Some may see it as simple as choosing between taking one big paycheck upfront or smaller paychecks that are guaranteed each month. But it’s more complicated than that. You must decide which option will best support you and your family for the rest of your life. Unfortunately, you’ll likely only have few months – or even weeks – in which to make a decision.
Here are the options and the general pros and cons of each.
Early Lump Sum
Control. You will have complete control over your money. If you invest it in a retirement account, you can choose from a universe of investments, be as aggressive or conservative as you want, and reap the full rewards of any growth. It could mean more money for yourself and your beneficiaries.
Inheritance. With a lump sum, you can pass on the remaining balance however you see fit – to your spouse, children or a charity.
Taxes. If you roll over your lump sum into an IRA, you owe taxes only on the amount you withdraw each month.lit When reach the age of 70 ½, you will have to withdraw a certain amount to fulfill your required minimum distribution. Still, the tax liabiy may be lower than the federal income tax rate you have to pay on your monthly pension payments.
Less money. Depending on how your company calculates a lump sum, it may not equal the monthly pension payments over your life expectancy. Therefore, you could receive less money than you would by sticking with your pension. Also, your lump sum amount may not be enough to replicate your pension without taking higher risk in the market.
More responsibility. You will be in charge of managing your money. This can be a bad thing if you lack the confidence to manage it well enough to sustain you over the course of your life. In addition to making prudent investment decisions, you have to avoid any temptation to take such a large pool of money and unwisely spend it.
Longevity. If you have a long life expectancy, then you have a greater chance that you may outlive your money.
Guarantee. You can expect a certain amount every month. You don’t have to risk a permanent loss of principal in the market, or worry that you’ll outlive your money.

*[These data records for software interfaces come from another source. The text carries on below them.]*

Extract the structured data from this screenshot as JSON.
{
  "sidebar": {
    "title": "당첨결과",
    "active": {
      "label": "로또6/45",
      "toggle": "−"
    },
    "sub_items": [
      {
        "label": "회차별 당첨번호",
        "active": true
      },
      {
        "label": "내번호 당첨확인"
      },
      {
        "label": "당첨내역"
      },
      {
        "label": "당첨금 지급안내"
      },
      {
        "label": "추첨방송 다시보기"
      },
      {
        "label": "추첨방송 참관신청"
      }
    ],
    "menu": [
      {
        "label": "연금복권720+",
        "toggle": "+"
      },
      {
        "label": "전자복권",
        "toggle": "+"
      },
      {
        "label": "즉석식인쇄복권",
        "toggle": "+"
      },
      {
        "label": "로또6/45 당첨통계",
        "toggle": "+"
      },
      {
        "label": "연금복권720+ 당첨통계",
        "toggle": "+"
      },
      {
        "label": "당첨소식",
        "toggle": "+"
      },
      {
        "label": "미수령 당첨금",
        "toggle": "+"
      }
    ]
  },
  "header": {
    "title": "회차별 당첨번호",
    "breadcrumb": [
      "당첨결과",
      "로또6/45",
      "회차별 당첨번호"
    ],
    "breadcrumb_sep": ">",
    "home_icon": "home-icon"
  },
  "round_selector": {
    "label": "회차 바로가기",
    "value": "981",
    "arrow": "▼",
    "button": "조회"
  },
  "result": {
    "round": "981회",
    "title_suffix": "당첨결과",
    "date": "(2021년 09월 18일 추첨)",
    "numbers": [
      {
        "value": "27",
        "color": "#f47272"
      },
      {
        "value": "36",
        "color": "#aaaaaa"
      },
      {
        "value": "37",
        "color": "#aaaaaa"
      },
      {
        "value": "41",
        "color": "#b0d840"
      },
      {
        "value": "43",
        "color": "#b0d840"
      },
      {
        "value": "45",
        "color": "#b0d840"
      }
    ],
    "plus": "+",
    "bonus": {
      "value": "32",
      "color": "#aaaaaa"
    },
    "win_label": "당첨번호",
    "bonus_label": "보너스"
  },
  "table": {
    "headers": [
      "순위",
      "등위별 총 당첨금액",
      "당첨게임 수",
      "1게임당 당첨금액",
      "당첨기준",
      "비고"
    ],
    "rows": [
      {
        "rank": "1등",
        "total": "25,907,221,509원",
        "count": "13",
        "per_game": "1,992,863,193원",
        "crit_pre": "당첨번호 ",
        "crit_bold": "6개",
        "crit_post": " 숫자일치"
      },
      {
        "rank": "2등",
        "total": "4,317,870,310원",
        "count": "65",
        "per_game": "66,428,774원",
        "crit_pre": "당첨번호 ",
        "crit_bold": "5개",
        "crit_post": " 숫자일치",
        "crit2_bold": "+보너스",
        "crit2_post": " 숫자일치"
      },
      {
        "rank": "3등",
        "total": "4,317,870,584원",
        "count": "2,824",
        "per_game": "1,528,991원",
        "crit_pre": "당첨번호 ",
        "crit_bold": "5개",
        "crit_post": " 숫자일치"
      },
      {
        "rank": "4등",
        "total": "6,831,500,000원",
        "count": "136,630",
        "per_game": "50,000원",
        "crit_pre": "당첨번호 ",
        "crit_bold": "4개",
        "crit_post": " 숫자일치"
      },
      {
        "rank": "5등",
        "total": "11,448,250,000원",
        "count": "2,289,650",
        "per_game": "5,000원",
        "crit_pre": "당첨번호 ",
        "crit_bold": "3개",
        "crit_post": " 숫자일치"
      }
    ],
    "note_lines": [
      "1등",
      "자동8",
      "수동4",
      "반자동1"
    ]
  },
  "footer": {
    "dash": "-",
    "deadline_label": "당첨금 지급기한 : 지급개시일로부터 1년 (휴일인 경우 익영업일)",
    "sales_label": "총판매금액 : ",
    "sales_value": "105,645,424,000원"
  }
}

Less responsibility. Since your pension is managed by your company, you don’t have to rely on your own investment expertise in hopes of generating a rate of return to create a reliable income source.
Inflation. Your pension may not be indexed to inflation, meaning you won’t receive a cost-of-living adjustment and may experience a substantial loss of buying power over time.
Inheritance. If you pass away, your spouse may only receive a portion of your pension payments. Meanwhile, your children will receive none of it.
The pros and cons between taking a lump sum or monthly pension should be heavily considered as they apply to your personal situation. If you’re in this situation, work with a financial adviser to check the numbers and help determine what option is best for you.